Historically foundational in navigation, dead reckoning determines position from a known location, travel direction, and distance. Originating from the concept of deduction, its principles continue to influence domains such as robotics.
Dead reckoning is a method used to estimate one’s current position based on a previously known position, the course one has steered, the distance one has traveled, and the time elapsed since the last known position.
Etymology and Origin
The term “dead reckoning” derived from “deduced reckoning” or “ded. reckoning”. Historically, navigators in open seas, where landmarks were not visible, depended on this method.
- Independence from External References: Dead reckoning operates without the need for landmarks, stars, satellites, or other external cues.
- Error Accumulation: Successive estimations in dead reckoning compound any existing inaccuracies since each new estimation relies on the accuracy of the previous one.
- Simplicity and Universality: Dead reckoning, unattached to specific technology or tools, has found use across various cultures and epochs.
- Adaptive Nature: Mariners and pilots, while using dead reckoning, also combined it with tools like sextants or star navigation to refine position estimates.
Dead reckoning served as one of the primary navigation methods before the widespread availability of advanced navigational tools.
Limitations and Considerations
- Accumulative Errors: Continuous navigation without periodic position checks or references can lead to significant deviations from the actual path.
- Environmental Factors: Influences such as drift caused by currents or winds and speed changes can affect the method’s accuracy. Furthermore, it doesn’t preempt unforeseen obstacles or environmental alterations.
Relevance in Modern Context
Although current technological advancements offer more precise positioning methods, dead reckoning still finds use in situations where these technologies are unattainable. In robotics, for instance, dead reckoning can provide initial position estimates before refined measurements are taken.
- Maritime Scenario: If a ship moving north determines its speed to be consistent, it would deduce its position northwards from the start based on elapsed time and speed. Over time, without external checks, the estimated position might drift from the actual position due to currents.

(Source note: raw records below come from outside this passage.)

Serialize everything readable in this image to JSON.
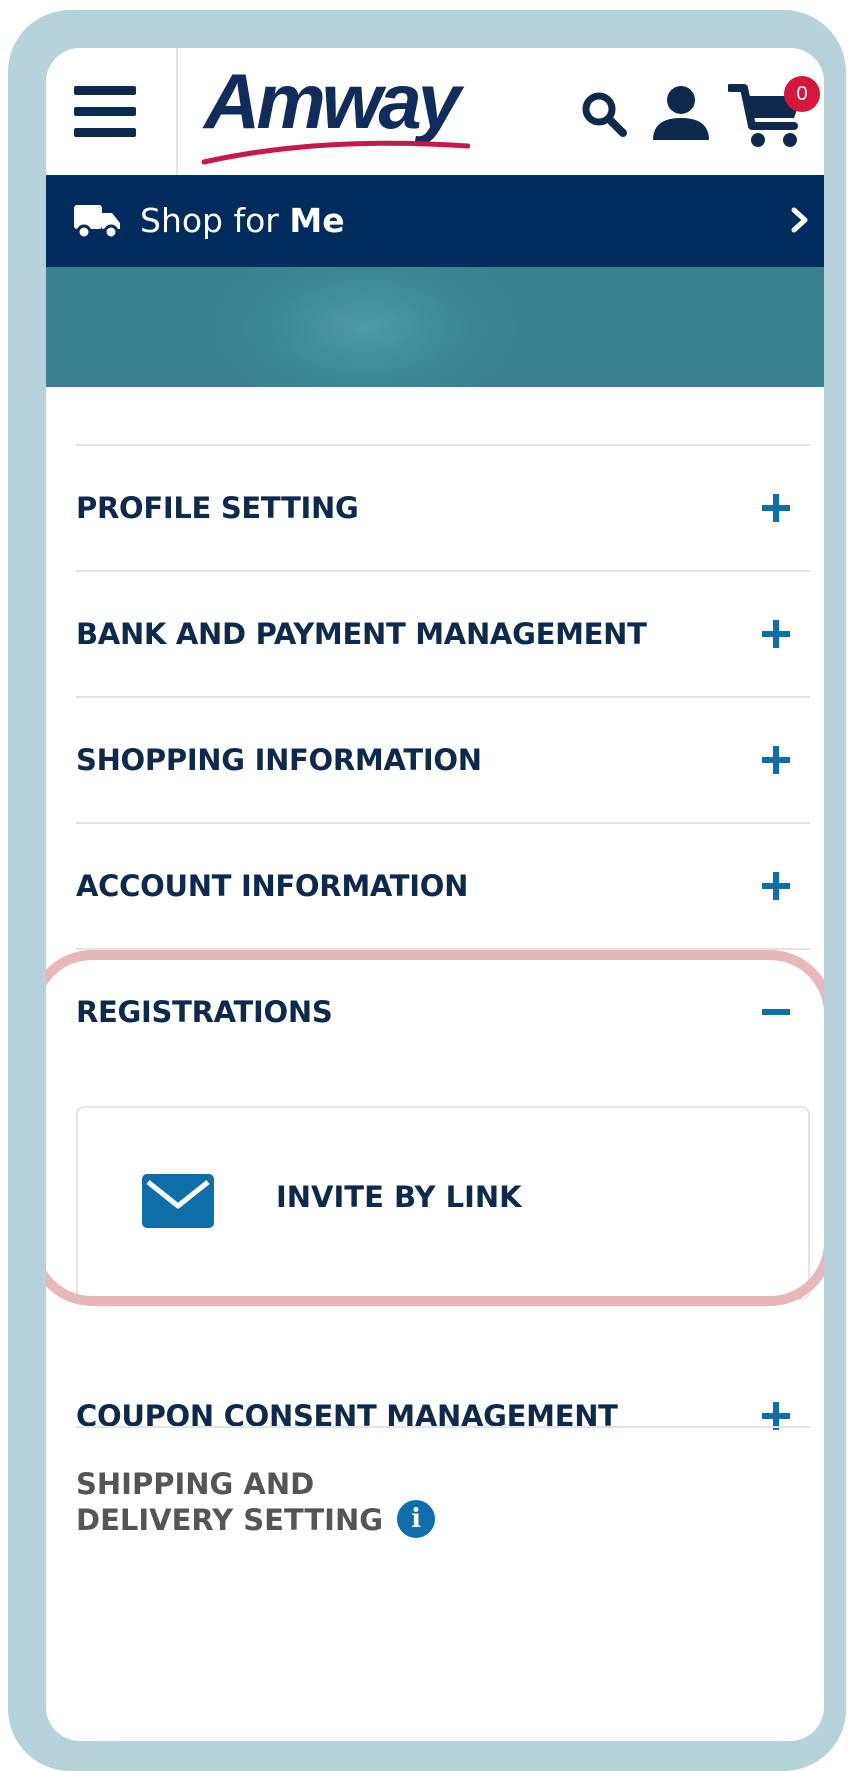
{
  "header": {
    "logo_text": "Amway",
    "cart_count": "0"
  },
  "shop_bar": {
    "label_prefix": "Shop for",
    "label_bold": "Me"
  },
  "menu": {
    "items": [
      {
        "label": "PROFILE SETTING",
        "state": "+"
      },
      {
        "label": "BANK AND PAYMENT MANAGEMENT",
        "state": "+"
      },
      {
        "label": "SHOPPING INFORMATION",
        "state": "+"
      },
      {
        "label": "ACCOUNT INFORMATION",
        "state": "+"
      },
      {
        "label": "REGISTRATIONS",
        "state": "-"
      },
      {
        "label": "COUPON CONSENT MANAGEMENT",
        "state": "+"
      }
    ],
    "registrations_sub": {
      "invite_label": "INVITE BY LINK"
    },
    "shipping": {
      "line1": "SHIPPING AND",
      "line2": "DELIVERY SETTING",
      "info_glyph": "i"
    }
  },
  "colors": {
    "bezel": "#b5d3d9",
    "navy": "#002b5c",
    "accent_blue": "#0e6ea8",
    "highlight": "#e8b7b9",
    "badge": "#d6163b"
  }
}
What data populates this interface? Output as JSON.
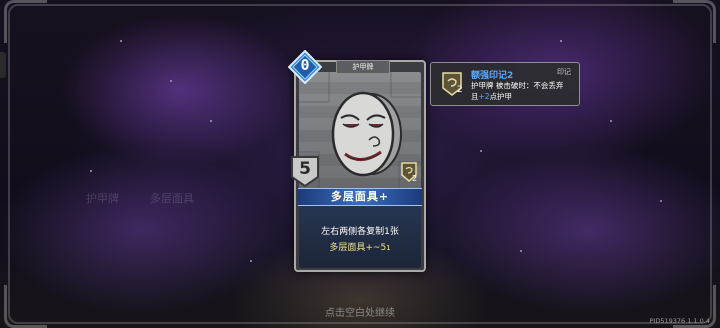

- Air Navigation: A pilot, flying eastwards and monitoring the speed, would deduce their position east of the starting point after a specific duration. This estimate could be affected by factors like wind speed and direction.